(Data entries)
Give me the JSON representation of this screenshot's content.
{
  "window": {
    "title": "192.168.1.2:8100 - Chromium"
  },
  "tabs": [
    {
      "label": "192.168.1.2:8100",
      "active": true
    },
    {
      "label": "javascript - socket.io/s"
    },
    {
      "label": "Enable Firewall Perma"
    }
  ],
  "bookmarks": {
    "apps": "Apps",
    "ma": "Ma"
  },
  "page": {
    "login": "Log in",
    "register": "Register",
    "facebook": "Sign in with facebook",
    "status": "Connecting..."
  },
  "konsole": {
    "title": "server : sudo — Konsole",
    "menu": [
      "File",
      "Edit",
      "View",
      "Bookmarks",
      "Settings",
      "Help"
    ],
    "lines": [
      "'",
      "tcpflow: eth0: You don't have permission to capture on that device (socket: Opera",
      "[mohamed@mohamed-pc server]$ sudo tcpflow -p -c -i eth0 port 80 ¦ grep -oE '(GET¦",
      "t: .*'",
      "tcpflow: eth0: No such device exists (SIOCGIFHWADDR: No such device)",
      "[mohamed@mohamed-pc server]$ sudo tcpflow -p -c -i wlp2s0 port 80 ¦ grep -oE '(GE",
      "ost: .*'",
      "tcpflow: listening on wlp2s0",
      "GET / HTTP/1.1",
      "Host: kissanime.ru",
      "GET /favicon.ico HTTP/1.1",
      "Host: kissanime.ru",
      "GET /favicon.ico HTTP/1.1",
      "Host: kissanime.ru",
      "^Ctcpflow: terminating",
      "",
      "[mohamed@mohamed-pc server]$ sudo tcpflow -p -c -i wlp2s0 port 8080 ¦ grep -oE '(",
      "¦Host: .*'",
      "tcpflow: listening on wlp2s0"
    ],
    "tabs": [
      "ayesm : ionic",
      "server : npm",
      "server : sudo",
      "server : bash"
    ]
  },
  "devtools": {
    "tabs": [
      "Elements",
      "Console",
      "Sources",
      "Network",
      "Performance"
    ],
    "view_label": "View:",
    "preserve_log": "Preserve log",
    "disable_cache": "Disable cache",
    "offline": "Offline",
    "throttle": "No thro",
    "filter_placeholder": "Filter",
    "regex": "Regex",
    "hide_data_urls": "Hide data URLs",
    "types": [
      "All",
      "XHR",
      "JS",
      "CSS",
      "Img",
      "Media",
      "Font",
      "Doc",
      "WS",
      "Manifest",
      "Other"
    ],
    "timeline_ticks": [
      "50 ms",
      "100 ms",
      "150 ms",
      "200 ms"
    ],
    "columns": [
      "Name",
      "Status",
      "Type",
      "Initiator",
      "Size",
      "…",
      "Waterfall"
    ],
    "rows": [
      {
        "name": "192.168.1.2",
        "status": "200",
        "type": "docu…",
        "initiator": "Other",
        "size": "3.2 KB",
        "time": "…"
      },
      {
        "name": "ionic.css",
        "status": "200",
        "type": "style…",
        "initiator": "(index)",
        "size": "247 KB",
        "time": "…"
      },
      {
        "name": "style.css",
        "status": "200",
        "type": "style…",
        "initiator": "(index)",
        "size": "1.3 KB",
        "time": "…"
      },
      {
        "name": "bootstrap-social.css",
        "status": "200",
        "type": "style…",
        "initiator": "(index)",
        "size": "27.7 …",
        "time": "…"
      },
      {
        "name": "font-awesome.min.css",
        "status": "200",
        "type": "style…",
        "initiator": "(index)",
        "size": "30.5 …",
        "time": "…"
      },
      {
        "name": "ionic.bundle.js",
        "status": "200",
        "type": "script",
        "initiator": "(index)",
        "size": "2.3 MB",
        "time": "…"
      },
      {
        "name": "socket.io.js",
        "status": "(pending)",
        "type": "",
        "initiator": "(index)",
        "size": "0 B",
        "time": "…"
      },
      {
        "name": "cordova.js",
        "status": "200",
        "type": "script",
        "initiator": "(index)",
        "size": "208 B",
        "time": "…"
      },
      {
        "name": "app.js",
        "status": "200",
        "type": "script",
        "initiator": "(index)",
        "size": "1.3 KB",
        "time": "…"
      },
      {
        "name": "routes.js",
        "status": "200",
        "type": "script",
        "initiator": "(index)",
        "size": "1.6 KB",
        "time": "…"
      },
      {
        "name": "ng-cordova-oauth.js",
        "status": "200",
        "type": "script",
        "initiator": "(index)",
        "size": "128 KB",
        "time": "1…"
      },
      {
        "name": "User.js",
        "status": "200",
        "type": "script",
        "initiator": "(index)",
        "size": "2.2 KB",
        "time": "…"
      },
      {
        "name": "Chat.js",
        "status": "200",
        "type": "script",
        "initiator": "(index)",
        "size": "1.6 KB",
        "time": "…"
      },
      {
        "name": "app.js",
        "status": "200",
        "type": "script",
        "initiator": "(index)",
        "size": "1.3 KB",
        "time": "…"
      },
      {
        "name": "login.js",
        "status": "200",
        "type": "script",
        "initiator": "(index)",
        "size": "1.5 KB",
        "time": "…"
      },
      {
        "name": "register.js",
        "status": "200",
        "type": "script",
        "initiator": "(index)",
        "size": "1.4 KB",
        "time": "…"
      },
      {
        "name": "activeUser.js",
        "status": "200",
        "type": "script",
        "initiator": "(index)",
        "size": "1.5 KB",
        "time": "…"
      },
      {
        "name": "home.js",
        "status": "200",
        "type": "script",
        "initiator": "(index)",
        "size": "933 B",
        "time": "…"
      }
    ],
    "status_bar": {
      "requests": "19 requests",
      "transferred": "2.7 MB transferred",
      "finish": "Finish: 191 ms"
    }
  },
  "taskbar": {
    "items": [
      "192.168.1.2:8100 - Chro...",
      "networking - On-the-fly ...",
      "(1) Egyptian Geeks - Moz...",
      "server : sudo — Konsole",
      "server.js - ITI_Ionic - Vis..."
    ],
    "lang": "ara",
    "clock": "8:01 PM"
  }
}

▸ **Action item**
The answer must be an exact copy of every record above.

▸ **Answer for this exercise**
Give me the JSON representation of this screenshot's content.
{
  "window": {
    "title": "192.168.1.2:8100 - Chromium"
  },
  "tabs": [
    {
      "label": "192.168.1.2:8100",
      "active": true
    },
    {
      "label": "javascript - socket.io/s"
    },
    {
      "label": "Enable Firewall Perma"
    }
  ],
  "bookmarks": {
    "apps": "Apps",
    "ma": "Ma"
  },
  "page": {
    "login": "Log in",
    "register": "Register",
    "facebook": "Sign in with facebook",
    "status": "Connecting..."
  },
  "konsole": {
    "title": "server : sudo — Konsole",
    "menu": [
      "File",
      "Edit",
      "View",
      "Bookmarks",
      "Settings",
      "Help"
    ],
    "lines": [
      "'",
      "tcpflow: eth0: You don't have permission to capture on that device (socket: Opera",
      "[mohamed@mohamed-pc server]$ sudo tcpflow -p -c -i eth0 port 80 ¦ grep -oE '(GET¦",
      "t: .*'",
      "tcpflow: eth0: No such device exists (SIOCGIFHWADDR: No such device)",
      "[mohamed@mohamed-pc server]$ sudo tcpflow -p -c -i wlp2s0 port 80 ¦ grep -oE '(GE",
      "ost: .*'",
      "tcpflow: listening on wlp2s0",
      "GET / HTTP/1.1",
      "Host: kissanime.ru",
      "GET /favicon.ico HTTP/1.1",
      "Host: kissanime.ru",
      "GET /favicon.ico HTTP/1.1",
      "Host: kissanime.ru",
      "^Ctcpflow: terminating",
      "",
      "[mohamed@mohamed-pc server]$ sudo tcpflow -p -c -i wlp2s0 port 8080 ¦ grep -oE '(",
      "¦Host: .*'",
      "tcpflow: listening on wlp2s0"
    ],
    "tabs": [
      "ayesm : ionic",
      "server : npm",
      "server : sudo",
      "server : bash"
    ]
  },
  "devtools": {
    "tabs": [
      "Elements",
      "Console",
      "Sources",
      "Network",
      "Performance"
    ],
    "view_label": "View:",
    "preserve_log": "Preserve log",
    "disable_cache": "Disable cache",
    "offline": "Offline",
    "throttle": "No thro",
    "filter_placeholder": "Filter",
    "regex": "Regex",
    "hide_data_urls": "Hide data URLs",
    "types": [
      "All",
      "XHR",
      "JS",
      "CSS",
      "Img",
      "Media",
      "Font",
      "Doc",
      "WS",
      "Manifest",
      "Other"
    ],
    "timeline_ticks": [
      "50 ms",
      "100 ms",
      "150 ms",
      "200 ms"
    ],
    "columns": [
      "Name",
      "Status",
      "Type",
      "Initiator",
      "Size",
      "…",
      "Waterfall"
    ],
    "rows": [
      {
        "name": "192.168.1.2",
        "status": "200",
        "type": "docu…",
        "initiator": "Other",
        "size": "3.2 KB",
        "time": "…"
      },
      {
        "name": "ionic.css",
        "status": "200",
        "type": "style…",
        "initiator": "(index)",
        "size": "247 KB",
        "time": "…"
      },
      {
        "name": "style.css",
        "status": "200",
        "type": "style…",
        "initiator": "(index)",
        "size": "1.3 KB",
        "time": "…"
      },
      {
        "name": "bootstrap-social.css",
        "status": "200",
        "type": "style…",
        "initiator": "(index)",
        "size": "27.7 …",
        "time": "…"
      },
      {
        "name": "font-awesome.min.css",
        "status": "200",
        "type": "style…",
        "initiator": "(index)",
        "size": "30.5 …",
        "time": "…"
      },
      {
        "name": "ionic.bundle.js",
        "status": "200",
        "type": "script",
        "initiator": "(index)",
        "size": "2.3 MB",
        "time": "…"
      },
      {
        "name": "socket.io.js",
        "status": "(pending)",
        "type": "",
        "initiator": "(index)",
        "size": "0 B",
        "time": "…"
      },
      {
        "name": "cordova.js",
        "status": "200",
        "type": "script",
        "initiator": "(index)",
        "size": "208 B",
        "time": "…"
      },
      {
        "name": "app.js",
        "status": "200",
        "type": "script",
        "initiator": "(index)",
        "size": "1.3 KB",
        "time": "…"
      },
      {
        "name": "routes.js",
        "status": "200",
        "type": "script",
        "initiator": "(index)",
        "size": "1.6 KB",
        "time": "…"
      },
      {
        "name": "ng-cordova-oauth.js",
        "status": "200",
        "type": "script",
        "initiator": "(index)",
        "size": "128 KB",
        "time": "1…"
      },
      {
        "name": "User.js",
        "status": "200",
        "type": "script",
        "initiator": "(index)",
        "size": "2.2 KB",
        "time": "…"
      },
      {
        "name": "Chat.js",
        "status": "200",
        "type": "script",
        "initiator": "(index)",
        "size": "1.6 KB",
        "time": "…"
      },
      {
        "name": "app.js",
        "status": "200",
        "type": "script",
        "initiator": "(index)",
        "size": "1.3 KB",
        "time": "…"
      },
      {
        "name": "login.js",
        "status": "200",
        "type": "script",
        "initiator": "(index)",
        "size": "1.5 KB",
        "time": "…"
      },
      {
        "name": "register.js",
        "status": "200",
        "type": "script",
        "initiator": "(index)",
        "size": "1.4 KB",
        "time": "…"
      },
      {
        "name": "activeUser.js",
        "status": "200",
        "type": "script",
        "initiator": "(index)",
        "size": "1.5 KB",
        "time": "…"
      },
      {
        "name": "home.js",
        "status": "200",
        "type": "script",
        "initiator": "(index)",
        "size": "933 B",
        "time": "…"
      }
    ],
    "status_bar": {
      "requests": "19 requests",
      "transferred": "2.7 MB transferred",
      "finish": "Finish: 191 ms"
    }
  },
  "taskbar": {
    "items": [
      "192.168.1.2:8100 - Chro...",
      "networking - On-the-fly ...",
      "(1) Egyptian Geeks - Moz...",
      "server : sudo — Konsole",
      "server.js - ITI_Ionic - Vis..."
    ],
    "lang": "ara",
    "clock": "8:01 PM"
  }
}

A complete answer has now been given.